Work instructions:
Every line in the records below that holds "Gala" must be identified and copied.

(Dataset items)
☆ ☆ ☆

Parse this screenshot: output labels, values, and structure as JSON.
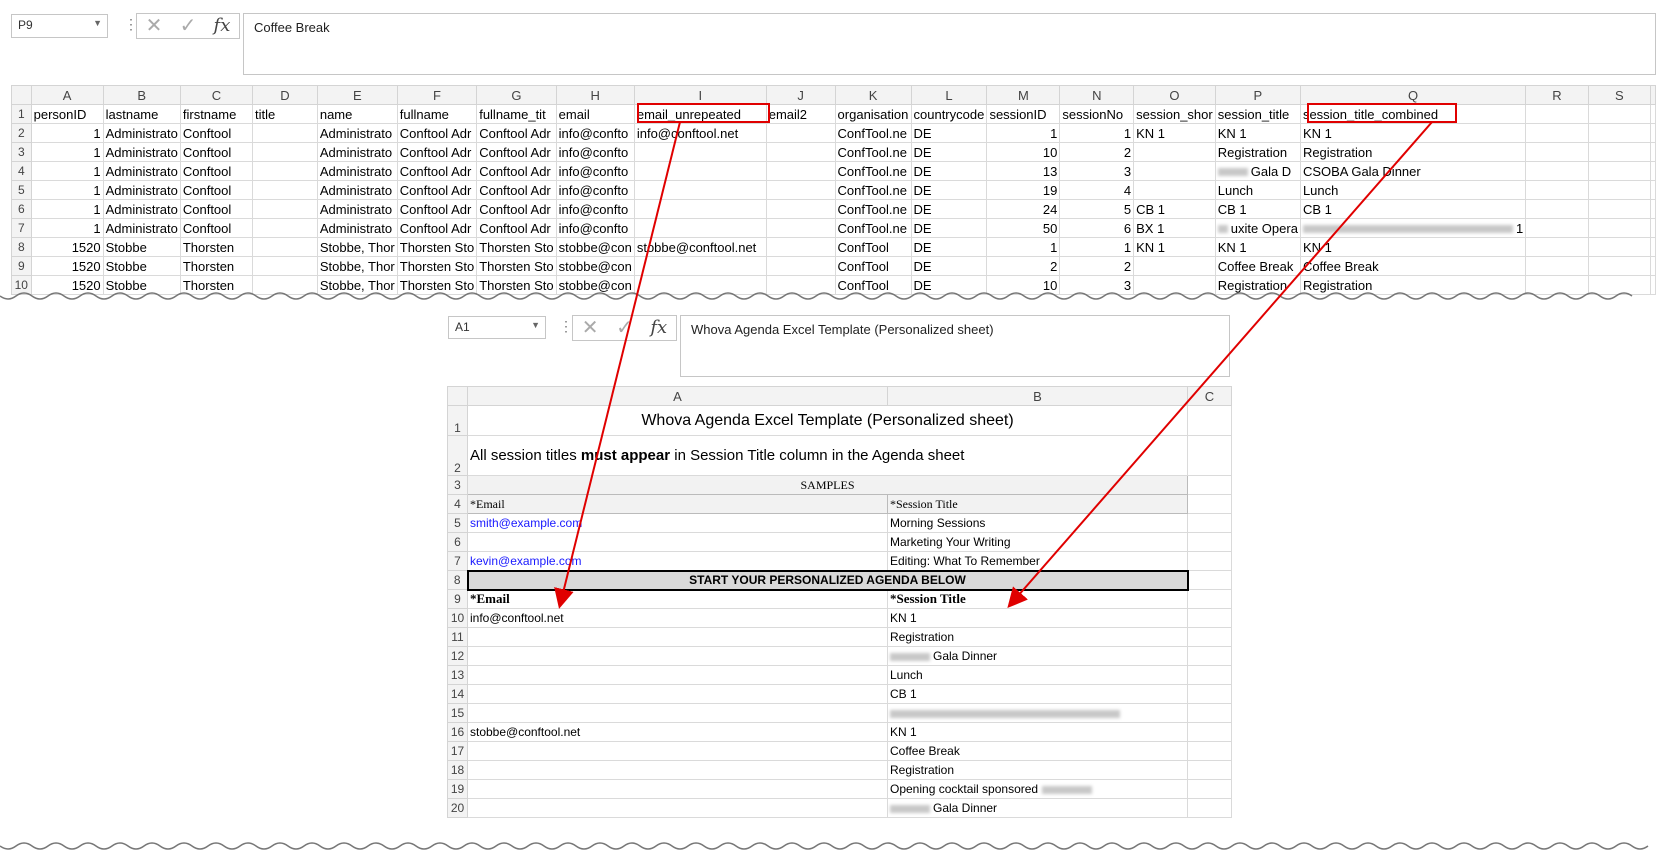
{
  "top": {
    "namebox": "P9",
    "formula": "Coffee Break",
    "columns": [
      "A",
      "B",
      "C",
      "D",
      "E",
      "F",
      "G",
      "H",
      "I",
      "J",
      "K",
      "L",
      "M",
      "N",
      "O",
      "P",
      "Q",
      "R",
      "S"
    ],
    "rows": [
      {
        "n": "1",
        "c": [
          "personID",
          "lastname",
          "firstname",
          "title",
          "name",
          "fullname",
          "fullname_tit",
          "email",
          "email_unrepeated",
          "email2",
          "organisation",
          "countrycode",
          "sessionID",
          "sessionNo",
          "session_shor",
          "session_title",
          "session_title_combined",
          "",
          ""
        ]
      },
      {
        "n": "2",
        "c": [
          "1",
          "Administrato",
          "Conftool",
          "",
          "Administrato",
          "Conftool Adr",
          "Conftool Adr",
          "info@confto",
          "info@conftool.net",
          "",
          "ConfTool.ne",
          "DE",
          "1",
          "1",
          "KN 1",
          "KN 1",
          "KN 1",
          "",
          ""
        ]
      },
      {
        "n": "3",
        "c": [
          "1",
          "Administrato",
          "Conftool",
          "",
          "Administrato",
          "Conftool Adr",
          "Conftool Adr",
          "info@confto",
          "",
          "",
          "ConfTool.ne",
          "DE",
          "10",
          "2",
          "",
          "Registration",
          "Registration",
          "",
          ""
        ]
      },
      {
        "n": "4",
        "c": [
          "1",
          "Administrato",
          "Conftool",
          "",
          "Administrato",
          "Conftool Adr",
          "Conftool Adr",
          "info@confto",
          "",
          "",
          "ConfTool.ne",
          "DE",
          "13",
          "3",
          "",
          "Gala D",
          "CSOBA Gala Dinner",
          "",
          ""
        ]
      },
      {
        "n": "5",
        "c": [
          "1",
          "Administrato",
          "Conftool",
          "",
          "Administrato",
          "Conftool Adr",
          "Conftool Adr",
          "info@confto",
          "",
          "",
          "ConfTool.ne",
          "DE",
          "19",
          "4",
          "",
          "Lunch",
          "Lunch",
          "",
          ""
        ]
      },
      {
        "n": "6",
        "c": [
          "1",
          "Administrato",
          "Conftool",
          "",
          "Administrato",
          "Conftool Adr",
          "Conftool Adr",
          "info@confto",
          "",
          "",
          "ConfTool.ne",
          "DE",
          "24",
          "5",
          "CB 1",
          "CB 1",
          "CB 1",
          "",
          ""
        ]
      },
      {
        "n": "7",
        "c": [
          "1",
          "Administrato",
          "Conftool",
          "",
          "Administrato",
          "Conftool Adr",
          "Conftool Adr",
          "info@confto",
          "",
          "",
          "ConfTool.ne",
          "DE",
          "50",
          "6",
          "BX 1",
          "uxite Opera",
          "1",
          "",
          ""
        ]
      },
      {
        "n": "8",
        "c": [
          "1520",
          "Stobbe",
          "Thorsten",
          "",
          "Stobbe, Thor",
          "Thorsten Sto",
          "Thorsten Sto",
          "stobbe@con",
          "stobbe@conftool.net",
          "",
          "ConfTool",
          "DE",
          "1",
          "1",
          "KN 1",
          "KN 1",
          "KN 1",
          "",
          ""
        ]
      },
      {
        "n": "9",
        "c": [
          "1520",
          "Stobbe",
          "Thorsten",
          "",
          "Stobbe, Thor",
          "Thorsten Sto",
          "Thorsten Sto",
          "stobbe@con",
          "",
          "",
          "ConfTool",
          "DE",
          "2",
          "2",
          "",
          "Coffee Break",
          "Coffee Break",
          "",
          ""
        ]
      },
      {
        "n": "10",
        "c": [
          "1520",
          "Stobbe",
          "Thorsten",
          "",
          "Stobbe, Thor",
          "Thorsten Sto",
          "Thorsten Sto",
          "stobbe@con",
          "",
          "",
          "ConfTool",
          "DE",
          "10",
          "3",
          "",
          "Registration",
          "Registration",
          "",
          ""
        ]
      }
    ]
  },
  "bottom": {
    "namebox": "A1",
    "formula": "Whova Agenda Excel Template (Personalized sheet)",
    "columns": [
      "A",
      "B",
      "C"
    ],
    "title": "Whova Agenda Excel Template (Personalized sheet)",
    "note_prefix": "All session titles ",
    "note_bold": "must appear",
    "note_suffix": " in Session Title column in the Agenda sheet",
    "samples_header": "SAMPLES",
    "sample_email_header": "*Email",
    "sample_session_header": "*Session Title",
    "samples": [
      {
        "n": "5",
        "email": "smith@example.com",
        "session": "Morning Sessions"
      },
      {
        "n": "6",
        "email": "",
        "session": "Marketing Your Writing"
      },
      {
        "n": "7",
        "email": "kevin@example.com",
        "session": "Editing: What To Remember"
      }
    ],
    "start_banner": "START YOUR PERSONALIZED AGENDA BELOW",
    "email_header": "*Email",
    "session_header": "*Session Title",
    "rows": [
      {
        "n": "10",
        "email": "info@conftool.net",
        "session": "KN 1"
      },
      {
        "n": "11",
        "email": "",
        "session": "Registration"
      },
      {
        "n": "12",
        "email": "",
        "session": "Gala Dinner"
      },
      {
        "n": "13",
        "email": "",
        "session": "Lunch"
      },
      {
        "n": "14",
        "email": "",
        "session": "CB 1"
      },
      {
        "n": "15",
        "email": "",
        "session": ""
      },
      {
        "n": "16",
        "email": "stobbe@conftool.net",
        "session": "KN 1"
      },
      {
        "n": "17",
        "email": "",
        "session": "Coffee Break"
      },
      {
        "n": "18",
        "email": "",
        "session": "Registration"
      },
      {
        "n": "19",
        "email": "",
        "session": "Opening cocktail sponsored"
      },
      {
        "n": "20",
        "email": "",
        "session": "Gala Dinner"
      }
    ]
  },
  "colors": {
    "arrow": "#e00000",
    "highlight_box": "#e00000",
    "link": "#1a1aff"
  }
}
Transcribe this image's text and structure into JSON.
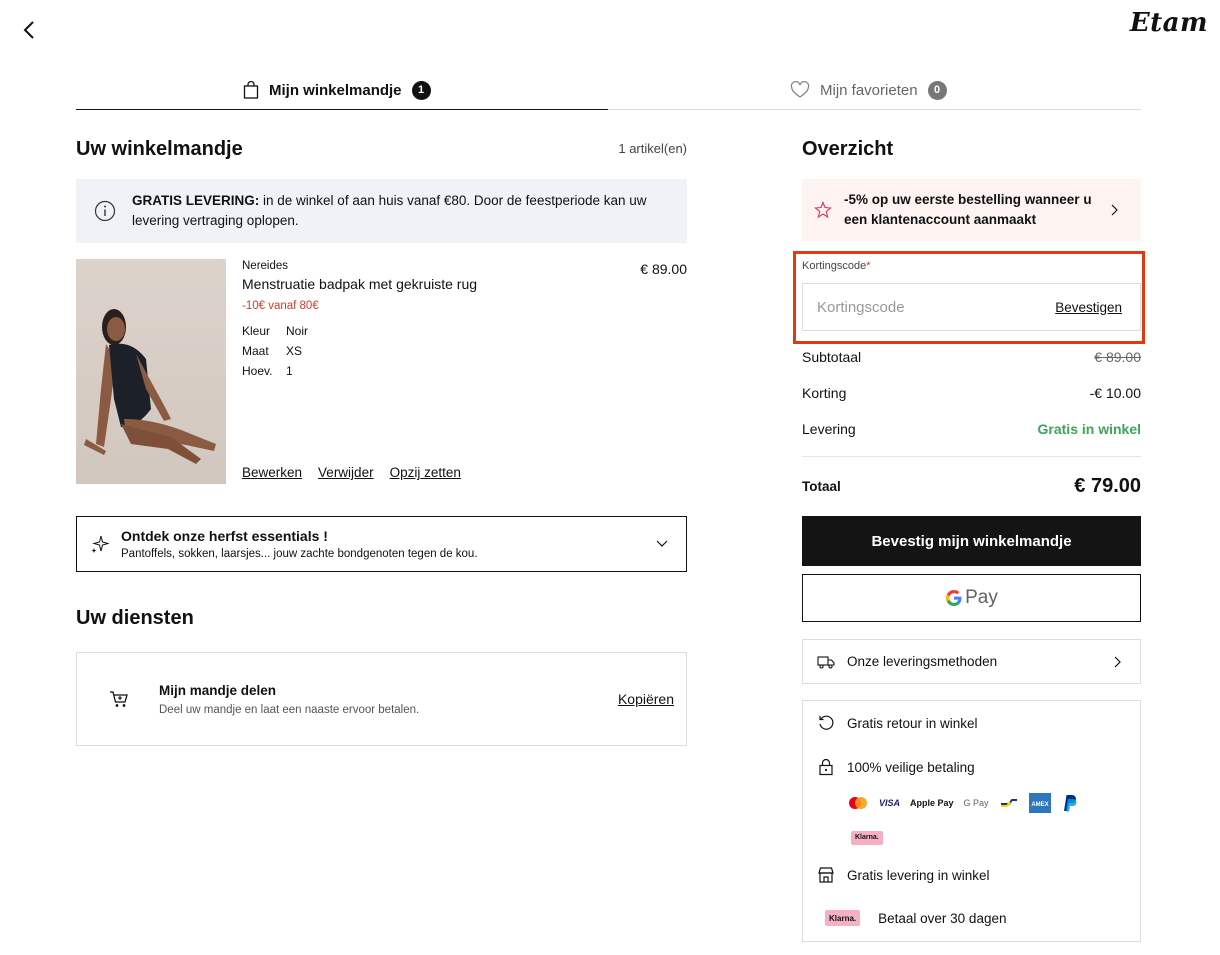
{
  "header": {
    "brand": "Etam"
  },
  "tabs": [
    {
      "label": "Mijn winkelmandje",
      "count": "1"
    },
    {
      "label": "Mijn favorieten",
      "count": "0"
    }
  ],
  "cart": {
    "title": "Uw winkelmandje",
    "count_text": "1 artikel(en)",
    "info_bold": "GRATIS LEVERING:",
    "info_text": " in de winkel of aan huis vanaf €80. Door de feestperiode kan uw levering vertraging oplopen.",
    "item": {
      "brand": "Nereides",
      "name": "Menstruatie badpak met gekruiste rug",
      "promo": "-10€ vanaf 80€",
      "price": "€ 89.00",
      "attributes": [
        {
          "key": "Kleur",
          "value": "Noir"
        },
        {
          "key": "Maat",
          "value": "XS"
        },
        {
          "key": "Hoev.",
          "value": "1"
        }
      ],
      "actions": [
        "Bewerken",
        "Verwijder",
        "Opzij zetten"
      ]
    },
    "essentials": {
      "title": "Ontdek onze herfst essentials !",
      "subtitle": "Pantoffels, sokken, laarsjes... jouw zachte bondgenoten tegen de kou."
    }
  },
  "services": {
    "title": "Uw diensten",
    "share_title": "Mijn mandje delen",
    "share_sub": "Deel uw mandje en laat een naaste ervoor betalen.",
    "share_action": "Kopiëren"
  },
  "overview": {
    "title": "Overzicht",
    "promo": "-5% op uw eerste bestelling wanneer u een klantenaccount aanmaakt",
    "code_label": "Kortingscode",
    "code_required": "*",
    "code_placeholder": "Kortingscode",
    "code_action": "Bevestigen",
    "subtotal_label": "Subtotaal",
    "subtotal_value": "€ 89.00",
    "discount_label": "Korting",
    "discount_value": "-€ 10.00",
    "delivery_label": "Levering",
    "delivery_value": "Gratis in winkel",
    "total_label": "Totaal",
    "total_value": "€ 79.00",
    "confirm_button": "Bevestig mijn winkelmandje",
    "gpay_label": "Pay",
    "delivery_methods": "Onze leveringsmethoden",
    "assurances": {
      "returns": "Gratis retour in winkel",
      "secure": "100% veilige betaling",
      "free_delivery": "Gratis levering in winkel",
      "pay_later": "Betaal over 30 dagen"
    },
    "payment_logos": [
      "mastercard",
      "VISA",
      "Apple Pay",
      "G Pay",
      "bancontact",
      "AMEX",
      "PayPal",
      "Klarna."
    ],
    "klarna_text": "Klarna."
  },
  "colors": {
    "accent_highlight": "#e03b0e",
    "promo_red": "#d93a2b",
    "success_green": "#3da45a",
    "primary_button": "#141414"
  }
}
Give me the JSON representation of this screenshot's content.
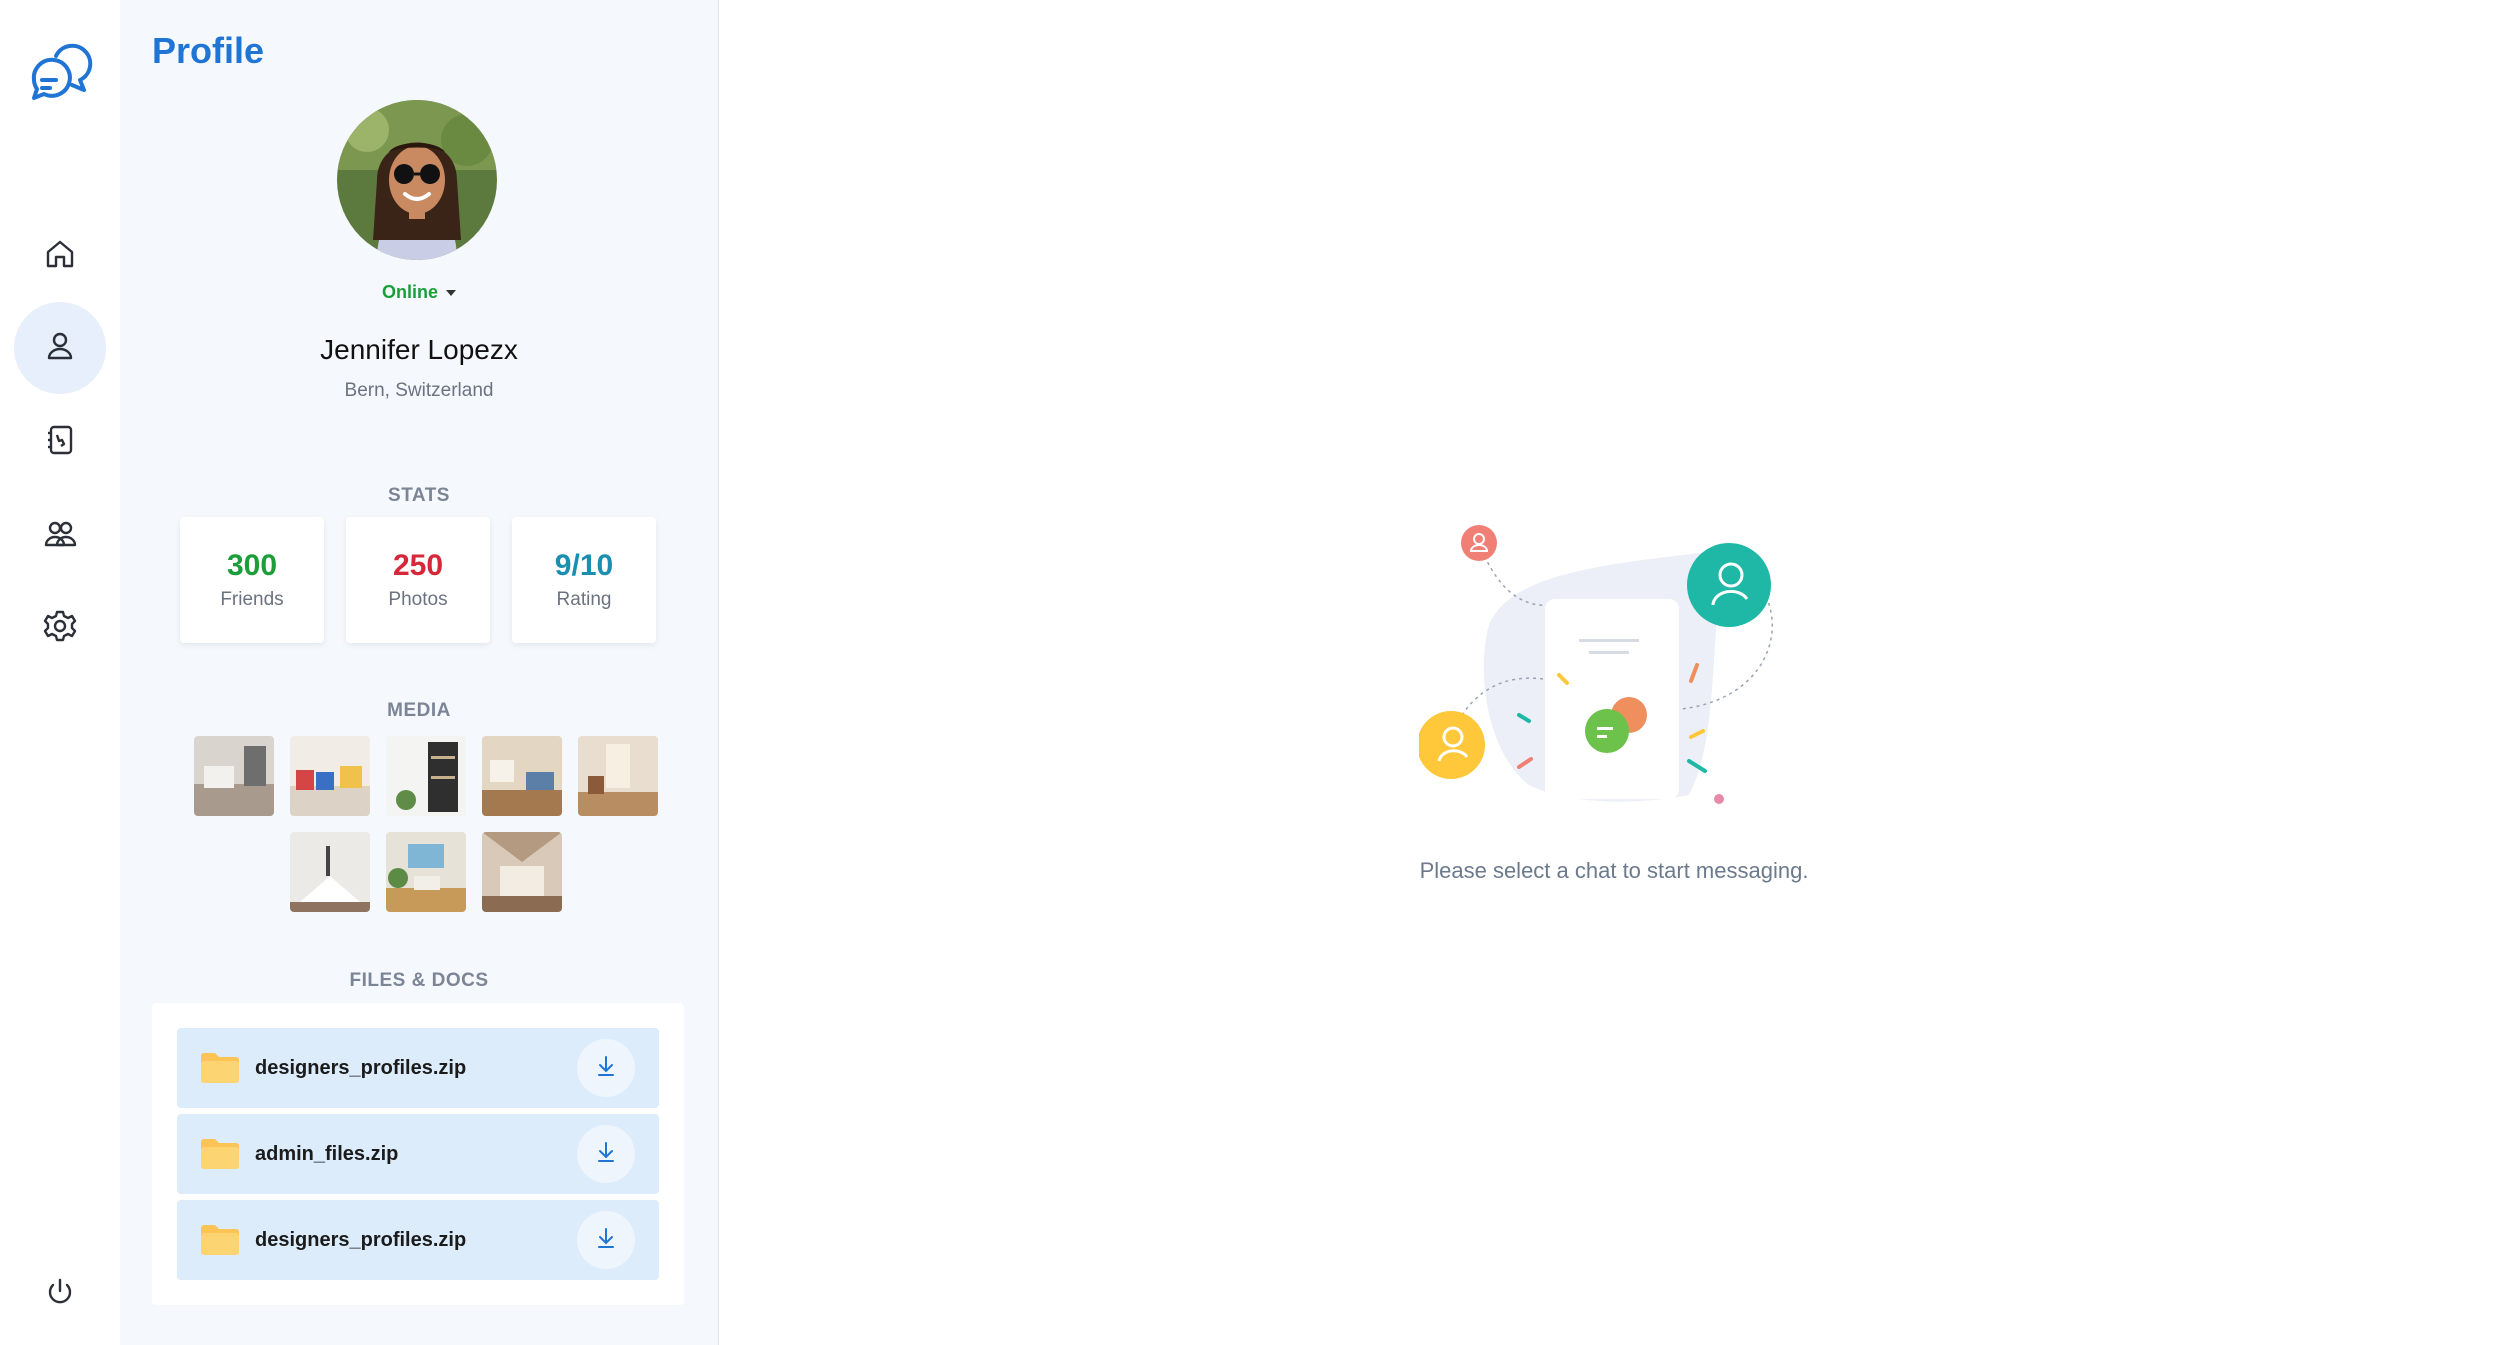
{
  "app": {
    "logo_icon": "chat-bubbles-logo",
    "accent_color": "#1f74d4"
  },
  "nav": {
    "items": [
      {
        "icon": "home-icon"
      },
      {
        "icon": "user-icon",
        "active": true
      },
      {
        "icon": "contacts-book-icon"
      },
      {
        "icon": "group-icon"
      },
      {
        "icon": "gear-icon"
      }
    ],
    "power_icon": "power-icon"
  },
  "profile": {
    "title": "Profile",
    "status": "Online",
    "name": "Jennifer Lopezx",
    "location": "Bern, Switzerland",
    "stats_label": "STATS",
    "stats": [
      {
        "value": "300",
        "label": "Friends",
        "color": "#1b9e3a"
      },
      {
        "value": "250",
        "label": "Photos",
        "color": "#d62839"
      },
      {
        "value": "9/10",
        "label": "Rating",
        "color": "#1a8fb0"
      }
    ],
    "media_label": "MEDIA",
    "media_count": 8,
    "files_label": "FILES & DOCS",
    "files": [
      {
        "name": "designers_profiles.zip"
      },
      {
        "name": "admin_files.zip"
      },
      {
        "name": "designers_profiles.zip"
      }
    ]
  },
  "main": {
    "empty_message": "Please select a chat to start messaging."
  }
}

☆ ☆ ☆

Finished exercise:
          "Gala D",
          "CSOBA Gala Dinner",
        "session": "Gala Dinner"
        "session": "Gala Dinner"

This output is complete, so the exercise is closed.